In modern Hebrew, tzav, which means order or command, tends to occur in military or governmental contexts. As such, it evokes guardedness or even anger, our strict obedience or rebellion. And yet, this word's Hebrew root is the same as another about which virtually all Jews feel positively — the word mitzvah. Joyous bar and bat mitzvahs contribute to this positive feeling, but mostly we like doing something when "it's a mitzvah." Rabbis keep pointing out that mitzvah actually means commandment rather than good deed; but underlying the departure from literalness, modern Jews are saying something important, especially important for Reform Judaism. They are pointing to a way of feeling good about doing the right thing, a way of choosing to be commanded.

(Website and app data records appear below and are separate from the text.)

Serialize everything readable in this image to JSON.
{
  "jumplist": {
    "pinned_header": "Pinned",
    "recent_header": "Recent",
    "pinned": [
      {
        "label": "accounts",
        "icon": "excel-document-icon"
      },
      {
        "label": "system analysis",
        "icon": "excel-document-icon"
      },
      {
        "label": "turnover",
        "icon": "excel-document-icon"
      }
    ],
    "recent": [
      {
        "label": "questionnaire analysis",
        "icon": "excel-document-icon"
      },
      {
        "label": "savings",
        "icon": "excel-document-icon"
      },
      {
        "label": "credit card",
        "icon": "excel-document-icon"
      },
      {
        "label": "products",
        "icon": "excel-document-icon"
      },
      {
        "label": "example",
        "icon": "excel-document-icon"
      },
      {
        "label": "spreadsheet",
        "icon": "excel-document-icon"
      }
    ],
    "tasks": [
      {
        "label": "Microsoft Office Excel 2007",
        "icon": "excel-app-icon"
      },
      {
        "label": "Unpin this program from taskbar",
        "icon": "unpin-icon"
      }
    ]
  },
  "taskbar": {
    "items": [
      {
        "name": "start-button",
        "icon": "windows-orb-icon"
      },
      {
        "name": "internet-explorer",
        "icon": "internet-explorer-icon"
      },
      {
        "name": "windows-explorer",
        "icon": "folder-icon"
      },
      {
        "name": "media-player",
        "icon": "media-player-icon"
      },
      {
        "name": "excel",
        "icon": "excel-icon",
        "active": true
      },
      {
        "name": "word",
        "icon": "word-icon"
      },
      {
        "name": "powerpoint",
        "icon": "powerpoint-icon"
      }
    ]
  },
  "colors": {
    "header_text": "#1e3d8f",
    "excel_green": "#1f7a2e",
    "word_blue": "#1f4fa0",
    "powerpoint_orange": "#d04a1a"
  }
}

This week's Torah portion is the second in the Book of Leviticus, most of which attends to matters of ritual observance as officiated over by the priests. Precise specifications for various sacrificial rituals form the content of this portion, which opens with the sentence: "The Lord spoke to Moses, saying: 'Command Aaron and his sons thus: This is the ritual of the burnt offering.'" Once the Temple in Jerusalem was destroyed, Torah portions like Tzav challenged the Jewish capacity for interpretation on a metaphoric or spiritualized level. Thinking about how this portion's name relates to the word and idea of mitzvah represents one such spiritualized interpretation.
In recent years, many Reform Jews have been moved to look again at practices and concepts that had been put aside as unduly traditional, formalistic, or restrictive. Gradually, we are finding ways to meet Jewish tradition halfway, drawing it into our lives but on our own terms. Among the traditional ideas that are gaining new resonance, none is more important and promising than mitzvah. We are feeling our way towards a middle position between feeling absolutely free to choose everything about our Jewish (as well as our American) lives and the rejected polar opposite of being commanded by God with regard to every detail. Essentially, we are beginning to enter into committed dialogue with a God whom we don't quite understand and in whom we may not even fully believe.
We may not fully believe or be able to explain, but we have begun to acknowledge our spiritual hungers and to recognize that wide open choices can lead to confusion and emptiness. And so, wary as we are of what Erich Fromm called an "escape from freedom," we are nonetheless looking for guideposts, structures, and concrete actions that can add shape, weightedness, and meaning to our lives. Adopting the full armory of traditional practice is not possible for most modern Jews, but we can gradually take upon ourselves specific practices that, as it were, speak to us and that fit into the overall bearing of our lives and personalities. From the German Jewish philosopher Franz Rosenzweig many of us have learned that a person's "personal ability to fulfill the law must decide. We choose; but the choice is made in absolute honesty and a readiness to increase our responsibilities."
Between the stern imperative of Tzav and the vertigo that comes from spinning in self-inflicted circles, we Reform Jews are journeying forward on a new, middle path. We feel our way towards a sense of being commanded from beyond our sole selves, even while we hold onto our powers of mature judgment. We perform Jewish acts that have been passed down to us across the generations, and in the process we feel good about those acts and about ourselves. Surely God is in that process.
For further reading
On Jewish Learning, Franz Rosenzweig, ed., N.N. Glatzer (New York: Schocken, 1965).
Rabbi Susan Laemmle is Dean of Religious Life at the University of Southern California.